» Exercise objective: Looking through the entries, count each line where the string "恋愛相談" occurs, and write only the total.

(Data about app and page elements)
· · · · ·
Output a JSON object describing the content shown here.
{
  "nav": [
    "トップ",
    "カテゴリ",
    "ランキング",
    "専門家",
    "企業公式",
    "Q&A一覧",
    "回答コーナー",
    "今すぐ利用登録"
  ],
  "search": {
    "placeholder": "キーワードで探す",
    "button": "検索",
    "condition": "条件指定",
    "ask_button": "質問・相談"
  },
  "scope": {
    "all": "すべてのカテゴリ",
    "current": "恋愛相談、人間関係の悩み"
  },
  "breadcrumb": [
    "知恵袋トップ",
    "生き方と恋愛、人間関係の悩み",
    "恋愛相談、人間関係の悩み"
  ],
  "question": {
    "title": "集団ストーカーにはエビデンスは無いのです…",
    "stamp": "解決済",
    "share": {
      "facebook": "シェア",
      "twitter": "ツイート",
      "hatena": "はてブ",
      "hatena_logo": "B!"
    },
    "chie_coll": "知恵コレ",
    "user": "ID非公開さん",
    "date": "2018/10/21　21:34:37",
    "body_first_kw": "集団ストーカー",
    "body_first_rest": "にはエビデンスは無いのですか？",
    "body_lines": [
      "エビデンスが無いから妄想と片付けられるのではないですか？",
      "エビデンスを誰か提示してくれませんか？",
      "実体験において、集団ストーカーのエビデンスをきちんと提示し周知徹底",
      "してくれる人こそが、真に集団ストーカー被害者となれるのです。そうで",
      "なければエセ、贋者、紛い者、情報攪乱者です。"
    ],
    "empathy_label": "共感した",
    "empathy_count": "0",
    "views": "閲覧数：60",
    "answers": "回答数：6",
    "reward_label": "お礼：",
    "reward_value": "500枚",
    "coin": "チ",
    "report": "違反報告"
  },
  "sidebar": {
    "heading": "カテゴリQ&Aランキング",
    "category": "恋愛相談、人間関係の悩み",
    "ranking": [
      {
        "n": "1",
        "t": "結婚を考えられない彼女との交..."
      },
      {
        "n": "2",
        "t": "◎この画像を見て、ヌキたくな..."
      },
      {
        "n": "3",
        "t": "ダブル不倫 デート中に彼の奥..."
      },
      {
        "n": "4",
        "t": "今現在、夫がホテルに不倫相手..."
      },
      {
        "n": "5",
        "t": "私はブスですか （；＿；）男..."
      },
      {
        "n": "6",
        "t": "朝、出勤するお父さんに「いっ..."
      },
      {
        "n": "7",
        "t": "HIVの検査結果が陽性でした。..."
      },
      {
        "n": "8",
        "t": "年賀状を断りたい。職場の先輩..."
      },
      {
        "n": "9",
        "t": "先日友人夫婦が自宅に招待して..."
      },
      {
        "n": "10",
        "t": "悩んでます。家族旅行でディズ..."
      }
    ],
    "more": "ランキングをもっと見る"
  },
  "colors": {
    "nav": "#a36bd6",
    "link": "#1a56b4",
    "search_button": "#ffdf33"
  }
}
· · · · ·
» Answer to the exercise: 3